Records for processing
-------

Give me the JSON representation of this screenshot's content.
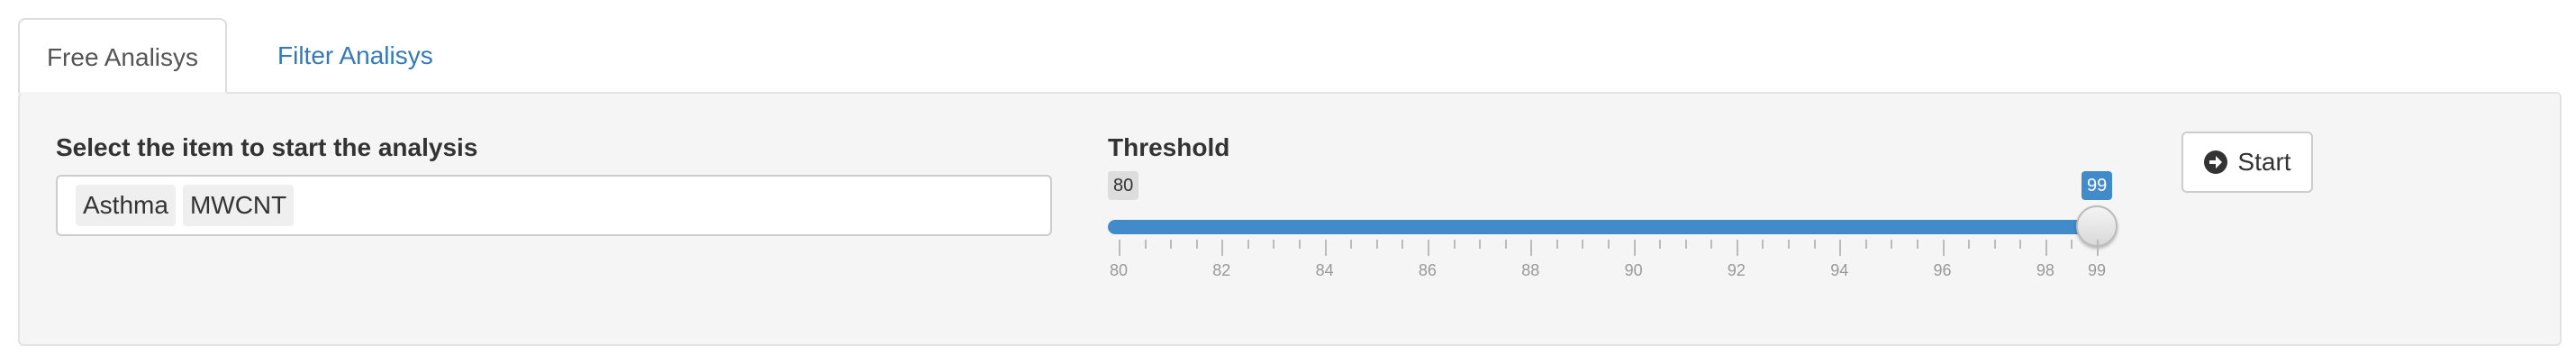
{
  "tabs": [
    {
      "label": "Free Analisys",
      "active": true
    },
    {
      "label": "Filter Analisys",
      "active": false
    }
  ],
  "item_select": {
    "label": "Select the item to start the analysis",
    "selected": [
      "Asthma",
      "MWCNT"
    ]
  },
  "threshold": {
    "label": "Threshold",
    "min": 80,
    "max": 99,
    "range_low": 80,
    "range_high": 99,
    "min_label": "80",
    "value_label": "99",
    "tick_labels": [
      "80",
      "82",
      "84",
      "86",
      "88",
      "90",
      "92",
      "94",
      "96",
      "98",
      "99"
    ]
  },
  "start_button": {
    "label": "Start",
    "icon": "arrow-circle-right-icon"
  },
  "colors": {
    "accent": "#428bca",
    "link": "#337ab7",
    "panel": "#f5f5f5"
  }
}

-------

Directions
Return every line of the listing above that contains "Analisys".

Task result
      "label": "Free Analisys",
      "label": "Filter Analisys",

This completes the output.